REQUIRED WORK:
The entries are given below. Output each one unchanged.

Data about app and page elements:

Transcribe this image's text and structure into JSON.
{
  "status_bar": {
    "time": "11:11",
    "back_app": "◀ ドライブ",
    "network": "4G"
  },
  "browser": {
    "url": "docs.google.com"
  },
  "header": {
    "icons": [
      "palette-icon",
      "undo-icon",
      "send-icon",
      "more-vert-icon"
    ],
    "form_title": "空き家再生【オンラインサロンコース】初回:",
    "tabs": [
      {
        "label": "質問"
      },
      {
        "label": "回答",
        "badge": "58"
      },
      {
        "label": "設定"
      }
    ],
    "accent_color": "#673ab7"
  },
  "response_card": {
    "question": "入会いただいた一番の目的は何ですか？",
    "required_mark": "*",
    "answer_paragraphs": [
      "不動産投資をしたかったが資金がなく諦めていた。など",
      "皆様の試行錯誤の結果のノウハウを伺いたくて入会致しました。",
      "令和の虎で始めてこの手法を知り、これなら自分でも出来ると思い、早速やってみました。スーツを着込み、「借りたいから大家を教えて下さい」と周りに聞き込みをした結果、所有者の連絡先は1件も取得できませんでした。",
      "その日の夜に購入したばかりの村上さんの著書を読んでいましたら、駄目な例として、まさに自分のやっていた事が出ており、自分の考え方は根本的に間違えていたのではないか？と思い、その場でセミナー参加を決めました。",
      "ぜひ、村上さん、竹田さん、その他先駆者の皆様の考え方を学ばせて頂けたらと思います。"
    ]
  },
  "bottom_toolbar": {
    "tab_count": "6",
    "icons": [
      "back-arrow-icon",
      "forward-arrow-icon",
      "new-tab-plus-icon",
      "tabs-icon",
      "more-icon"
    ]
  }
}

SOLUTION FOR THIS TASK:
Transcribe this image's text and structure into JSON.
{
  "status_bar": {
    "time": "11:11",
    "back_app": "◀ ドライブ",
    "network": "4G"
  },
  "browser": {
    "url": "docs.google.com"
  },
  "header": {
    "icons": [
      "palette-icon",
      "undo-icon",
      "send-icon",
      "more-vert-icon"
    ],
    "form_title": "空き家再生【オンラインサロンコース】初回:",
    "tabs": [
      {
        "label": "質問"
      },
      {
        "label": "回答",
        "badge": "58"
      },
      {
        "label": "設定"
      }
    ],
    "accent_color": "#673ab7"
  },
  "response_card": {
    "question": "入会いただいた一番の目的は何ですか？",
    "required_mark": "*",
    "answer_paragraphs": [
      "不動産投資をしたかったが資金がなく諦めていた。など",
      "皆様の試行錯誤の結果のノウハウを伺いたくて入会致しました。",
      "令和の虎で始めてこの手法を知り、これなら自分でも出来ると思い、早速やってみました。スーツを着込み、「借りたいから大家を教えて下さい」と周りに聞き込みをした結果、所有者の連絡先は1件も取得できませんでした。",
      "その日の夜に購入したばかりの村上さんの著書を読んでいましたら、駄目な例として、まさに自分のやっていた事が出ており、自分の考え方は根本的に間違えていたのではないか？と思い、その場でセミナー参加を決めました。",
      "ぜひ、村上さん、竹田さん、その他先駆者の皆様の考え方を学ばせて頂けたらと思います。"
    ]
  },
  "bottom_toolbar": {
    "tab_count": "6",
    "icons": [
      "back-arrow-icon",
      "forward-arrow-icon",
      "new-tab-plus-icon",
      "tabs-icon",
      "more-icon"
    ]
  }
}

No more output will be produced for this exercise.